“Student outcomes should be determined in a far more robust way than mainly using test scores, such as through student grades, projects, other student work and regular observations,” Randi Weingarten, president of the American Federation of Teachers said Wednesday. “Rather than test-and-punish systems, we need teacher evaluations that will help support and improve teaching and learning.”
Parents, too, have registered concern.
A recent Gallup Poll found 55 percent of those questioned opposed to linking teacher evaluations to their students’ test scores. Among those with children in public schools opposition was stronger, at 63 percent.
States bucking the national trend on linking student performance to teacher reviews were California, Iowa, Montana, Nebraska and Vermont. The report said those states have no formal state policy requiring teacher evaluations consider student achievement.
Alabama, New Hampshire and Texas have policies that exist on paper, in the form of waivers granted by the Education Department. But Jacobs says the council’s research turned up little evidence those states are linking teacher ratings to student achievement.
Chris Minnich, executive director of the Council of Chief State School Officers, says most states recognize that how students are doing in the classroom is a critical part of the teacher’s role.
“There were many factors that led to this shift — federal policy, state policy, however, the most basic reason for this shift was to make sure students are at the center of these conversations with teachers,” said Minnich.
According to the report, principals also are getting grades on student performance. The report said 18 states and Washington, D.C. use student growth as the key measure of how well their school chiefs are doing.

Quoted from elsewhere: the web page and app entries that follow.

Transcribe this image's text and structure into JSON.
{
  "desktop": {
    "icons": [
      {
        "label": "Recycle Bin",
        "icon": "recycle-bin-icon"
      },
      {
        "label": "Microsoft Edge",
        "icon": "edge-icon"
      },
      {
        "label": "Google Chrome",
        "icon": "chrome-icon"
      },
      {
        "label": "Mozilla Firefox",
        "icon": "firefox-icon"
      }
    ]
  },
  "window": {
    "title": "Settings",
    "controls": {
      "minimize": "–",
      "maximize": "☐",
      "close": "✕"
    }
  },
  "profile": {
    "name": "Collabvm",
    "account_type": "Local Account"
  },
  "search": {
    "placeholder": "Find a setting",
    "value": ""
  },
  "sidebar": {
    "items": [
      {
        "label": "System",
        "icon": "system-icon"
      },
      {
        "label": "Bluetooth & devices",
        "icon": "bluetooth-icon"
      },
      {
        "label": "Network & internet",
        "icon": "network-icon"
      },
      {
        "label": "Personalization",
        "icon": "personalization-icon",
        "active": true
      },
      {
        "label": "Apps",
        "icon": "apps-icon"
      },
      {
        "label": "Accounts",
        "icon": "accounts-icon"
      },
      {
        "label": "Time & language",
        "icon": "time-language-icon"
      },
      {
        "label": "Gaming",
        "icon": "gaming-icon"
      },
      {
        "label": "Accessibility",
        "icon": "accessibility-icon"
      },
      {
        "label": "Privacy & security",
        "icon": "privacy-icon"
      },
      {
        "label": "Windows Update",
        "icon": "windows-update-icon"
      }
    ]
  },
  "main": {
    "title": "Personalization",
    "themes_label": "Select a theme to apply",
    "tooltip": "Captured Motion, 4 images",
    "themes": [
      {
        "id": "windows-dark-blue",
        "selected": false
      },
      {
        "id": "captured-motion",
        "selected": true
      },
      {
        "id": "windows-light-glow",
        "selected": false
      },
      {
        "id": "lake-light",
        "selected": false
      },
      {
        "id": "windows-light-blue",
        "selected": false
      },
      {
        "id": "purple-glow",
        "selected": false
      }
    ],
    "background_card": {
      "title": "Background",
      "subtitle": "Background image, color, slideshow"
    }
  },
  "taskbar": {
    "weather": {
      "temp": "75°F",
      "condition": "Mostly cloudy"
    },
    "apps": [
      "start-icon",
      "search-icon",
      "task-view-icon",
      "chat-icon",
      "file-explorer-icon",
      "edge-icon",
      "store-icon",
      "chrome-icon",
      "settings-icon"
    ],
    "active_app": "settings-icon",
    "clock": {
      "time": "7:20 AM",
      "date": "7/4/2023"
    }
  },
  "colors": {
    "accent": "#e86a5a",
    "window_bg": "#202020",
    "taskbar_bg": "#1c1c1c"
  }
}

In three states, Georgia, New Jersey and Ohio, the weight of student growth in principal evaluations is usually larger than in teacher evaluations, said the report. In New Jersey, for example, the weight of student growth counts for 50 percent of principal ratings. For teachers, the range is 30-50 percent.